══ Provided material ══

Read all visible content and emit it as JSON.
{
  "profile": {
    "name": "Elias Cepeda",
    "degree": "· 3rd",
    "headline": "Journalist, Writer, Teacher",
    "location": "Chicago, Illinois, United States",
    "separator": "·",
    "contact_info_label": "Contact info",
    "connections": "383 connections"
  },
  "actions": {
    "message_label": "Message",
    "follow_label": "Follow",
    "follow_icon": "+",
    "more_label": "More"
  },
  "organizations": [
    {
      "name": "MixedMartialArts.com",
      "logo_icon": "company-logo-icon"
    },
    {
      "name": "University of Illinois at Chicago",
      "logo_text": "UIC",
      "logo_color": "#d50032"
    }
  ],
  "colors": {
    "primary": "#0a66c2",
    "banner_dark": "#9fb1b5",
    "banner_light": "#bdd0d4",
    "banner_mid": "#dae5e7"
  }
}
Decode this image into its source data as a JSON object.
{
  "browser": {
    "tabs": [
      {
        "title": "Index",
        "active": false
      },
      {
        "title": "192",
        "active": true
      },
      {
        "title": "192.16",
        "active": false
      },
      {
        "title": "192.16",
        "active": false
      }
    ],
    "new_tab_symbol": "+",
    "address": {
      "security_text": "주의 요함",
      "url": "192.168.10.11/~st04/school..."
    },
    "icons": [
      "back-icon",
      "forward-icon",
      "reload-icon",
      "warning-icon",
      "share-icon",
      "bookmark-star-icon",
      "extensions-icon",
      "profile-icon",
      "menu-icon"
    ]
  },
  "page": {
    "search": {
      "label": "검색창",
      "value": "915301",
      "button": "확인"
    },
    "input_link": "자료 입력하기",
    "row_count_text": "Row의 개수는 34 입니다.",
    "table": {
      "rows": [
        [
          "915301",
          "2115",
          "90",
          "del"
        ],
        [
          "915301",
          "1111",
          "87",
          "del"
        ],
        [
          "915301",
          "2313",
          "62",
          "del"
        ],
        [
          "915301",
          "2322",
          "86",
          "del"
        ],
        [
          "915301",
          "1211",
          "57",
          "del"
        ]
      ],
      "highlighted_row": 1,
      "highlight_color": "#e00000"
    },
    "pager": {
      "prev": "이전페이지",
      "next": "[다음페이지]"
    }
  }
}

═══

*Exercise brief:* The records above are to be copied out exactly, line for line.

*Exercise result:*
Read all visible content and emit it as JSON.
{
  "profile": {
    "name": "Elias Cepeda",
    "degree": "· 3rd",
    "headline": "Journalist, Writer, Teacher",
    "location": "Chicago, Illinois, United States",
    "separator": "·",
    "contact_info_label": "Contact info",
    "connections": "383 connections"
  },
  "actions": {
    "message_label": "Message",
    "follow_label": "Follow",
    "follow_icon": "+",
    "more_label": "More"
  },
  "organizations": [
    {
      "name": "MixedMartialArts.com",
      "logo_icon": "company-logo-icon"
    },
    {
      "name": "University of Illinois at Chicago",
      "logo_text": "UIC",
      "logo_color": "#d50032"
    }
  ],
  "colors": {
    "primary": "#0a66c2",
    "banner_dark": "#9fb1b5",
    "banner_light": "#bdd0d4",
    "banner_mid": "#dae5e7"
  }
}
Decode this image into its source data as a JSON object.
{
  "browser": {
    "tabs": [
      {
        "title": "Index",
        "active": false
      },
      {
        "title": "192",
        "active": true
      },
      {
        "title": "192.16",
        "active": false
      },
      {
        "title": "192.16",
        "active": false
      }
    ],
    "new_tab_symbol": "+",
    "address": {
      "security_text": "주의 요함",
      "url": "192.168.10.11/~st04/school..."
    },
    "icons": [
      "back-icon",
      "forward-icon",
      "reload-icon",
      "warning-icon",
      "share-icon",
      "bookmark-star-icon",
      "extensions-icon",
      "profile-icon",
      "menu-icon"
    ]
  },
  "page": {
    "search": {
      "label": "검색창",
      "value": "915301",
      "button": "확인"
    },
    "input_link": "자료 입력하기",
    "row_count_text": "Row의 개수는 34 입니다.",
    "table": {
      "rows": [
        [
          "915301",
          "2115",
          "90",
          "del"
        ],
        [
          "915301",
          "1111",
          "87",
          "del"
        ],
        [
          "915301",
          "2313",
          "62",
          "del"
        ],
        [
          "915301",
          "2322",
          "86",
          "del"
        ],
        [
          "915301",
          "1211",
          "57",
          "del"
        ]
      ],
      "highlighted_row": 1,
      "highlight_color": "#e00000"
    },
    "pager": {
      "prev": "이전페이지",
      "next": "[다음페이지]"
    }
  }
}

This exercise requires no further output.